After crossing the Bitterroot Range and canoeing down the cataract-filled Snake River, the Corps of Discovery finally reached the long-sought Columbia River in the autumn of 1805. Volume III continues the cartographic reconstruction of the explorers’ trek as they set out from the Snake-Columbia junction, October 18, 1805, on the final leg of their journey to the sea.
In addition to intricately mapping the Columbia’s great rapids, desert and rain-forest shorelines, spectacular mountain gorge, and broad estuary, Volume III reveals the vast number of Native American villages that lined the River of the West in Lewis and Clark’s time. Additional maps and illustrations depict the Fort Clatsop winter quarters, Cascade volcanoes, coastal explorations, and more.
Though having reached their primary goal, the Pacific Ocean, the expedition’s investigation of new terrain in western North America was far from over. Volume III also outlines the significant discoveries recorded as they returned eastward in 1806 through the broad Columbia, Marias, and Yellowstone watersheds. Volume III concludes when the Corps of Discovery, long given up for dead by most Americans, paddled up to the St. Louis waterfront on September 23, 1806, to an arousing reception by the local population.
During the Corps of Discovery’s 1804–6 trek, Captain William Clark used surveying instruments to measure the expedition’s traverse to the Pacific Ocean and back—an astounding distance of 7,000 miles. Clark assumed that cartographers would convert this painstakingly recorded daily traverse on to well-crafted, accurate maps soon after the journey’s completion. For a variety of reasons, this did not occur.
For nearly two centuries, Clark’s invaluable survey data remained untapped in the expedition’s annals. Now, Martin Plamondon II has completed the cartographic reconstruction that Clark expected by utilizing the day to day measurements and notes, the maps and sketches, and other pertinent information in the journals.
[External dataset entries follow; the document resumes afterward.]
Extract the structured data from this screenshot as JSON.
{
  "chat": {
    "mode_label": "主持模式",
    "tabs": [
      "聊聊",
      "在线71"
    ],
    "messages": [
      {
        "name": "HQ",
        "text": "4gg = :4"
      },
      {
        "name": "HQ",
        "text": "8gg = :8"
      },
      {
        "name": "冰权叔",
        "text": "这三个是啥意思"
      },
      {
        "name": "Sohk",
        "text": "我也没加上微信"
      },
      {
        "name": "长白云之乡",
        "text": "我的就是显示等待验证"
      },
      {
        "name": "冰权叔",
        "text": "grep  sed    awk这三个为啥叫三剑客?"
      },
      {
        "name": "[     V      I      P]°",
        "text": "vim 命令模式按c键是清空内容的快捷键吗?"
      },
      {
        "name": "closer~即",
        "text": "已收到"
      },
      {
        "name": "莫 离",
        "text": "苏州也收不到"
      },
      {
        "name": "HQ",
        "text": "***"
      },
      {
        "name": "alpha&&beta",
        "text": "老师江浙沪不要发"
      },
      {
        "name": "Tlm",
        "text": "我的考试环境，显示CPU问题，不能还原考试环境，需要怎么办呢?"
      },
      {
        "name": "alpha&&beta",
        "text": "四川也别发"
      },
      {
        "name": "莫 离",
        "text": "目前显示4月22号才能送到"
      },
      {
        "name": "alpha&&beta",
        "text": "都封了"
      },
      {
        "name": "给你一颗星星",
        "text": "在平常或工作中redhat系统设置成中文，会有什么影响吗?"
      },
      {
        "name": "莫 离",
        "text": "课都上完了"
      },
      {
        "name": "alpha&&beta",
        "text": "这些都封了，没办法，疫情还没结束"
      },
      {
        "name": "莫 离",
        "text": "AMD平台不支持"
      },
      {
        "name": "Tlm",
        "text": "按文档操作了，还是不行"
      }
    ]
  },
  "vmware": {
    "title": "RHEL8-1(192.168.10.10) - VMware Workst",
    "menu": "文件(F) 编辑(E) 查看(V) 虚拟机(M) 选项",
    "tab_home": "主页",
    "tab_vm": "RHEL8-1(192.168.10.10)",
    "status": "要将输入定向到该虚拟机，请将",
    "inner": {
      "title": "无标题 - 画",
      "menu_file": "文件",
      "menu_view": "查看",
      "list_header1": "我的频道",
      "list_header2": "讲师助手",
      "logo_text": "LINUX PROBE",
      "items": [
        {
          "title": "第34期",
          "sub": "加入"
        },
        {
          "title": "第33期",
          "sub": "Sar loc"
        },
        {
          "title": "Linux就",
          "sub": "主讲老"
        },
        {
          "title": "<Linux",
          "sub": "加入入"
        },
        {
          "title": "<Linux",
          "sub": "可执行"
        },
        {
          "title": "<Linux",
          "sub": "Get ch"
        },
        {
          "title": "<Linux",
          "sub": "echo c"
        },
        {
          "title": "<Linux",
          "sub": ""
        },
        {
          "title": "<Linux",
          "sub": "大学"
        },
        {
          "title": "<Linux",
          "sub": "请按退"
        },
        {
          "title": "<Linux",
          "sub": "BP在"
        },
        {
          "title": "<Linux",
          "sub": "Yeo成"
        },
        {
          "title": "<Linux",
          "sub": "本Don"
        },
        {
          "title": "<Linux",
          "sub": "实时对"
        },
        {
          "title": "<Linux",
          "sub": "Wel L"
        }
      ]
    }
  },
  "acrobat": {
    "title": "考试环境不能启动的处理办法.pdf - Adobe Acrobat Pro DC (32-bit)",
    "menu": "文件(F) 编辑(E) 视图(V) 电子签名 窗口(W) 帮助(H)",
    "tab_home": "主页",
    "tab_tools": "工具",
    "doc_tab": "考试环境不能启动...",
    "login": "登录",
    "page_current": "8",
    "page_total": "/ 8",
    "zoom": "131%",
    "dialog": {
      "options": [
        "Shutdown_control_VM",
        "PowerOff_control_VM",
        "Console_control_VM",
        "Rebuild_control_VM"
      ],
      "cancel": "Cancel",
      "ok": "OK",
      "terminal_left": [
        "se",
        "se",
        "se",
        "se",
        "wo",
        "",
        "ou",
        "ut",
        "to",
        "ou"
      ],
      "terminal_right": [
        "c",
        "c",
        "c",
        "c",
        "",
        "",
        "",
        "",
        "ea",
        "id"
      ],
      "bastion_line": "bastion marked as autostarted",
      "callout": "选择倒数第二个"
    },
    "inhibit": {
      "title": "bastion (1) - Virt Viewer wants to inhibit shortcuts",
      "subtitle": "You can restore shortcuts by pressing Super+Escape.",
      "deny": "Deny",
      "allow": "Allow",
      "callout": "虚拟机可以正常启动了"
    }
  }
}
Volume III presents key geographical and historic features, and compares the modern beds of streams to their courses at the time of the exploration. Often the contrast is striking between what Lewis and Clark saw and what we see today. The impact of modern America has wrought great change in places, but much of the terrain also remains little altered, particularly in parts of Idaho and Montana.
Of further special interest in this volume are the many excerpts from the expedition diaries. This careful cartographic reconstruction is a captivating and never-before-seen record of the American West.
Maps / indexes / 256 pages (2004)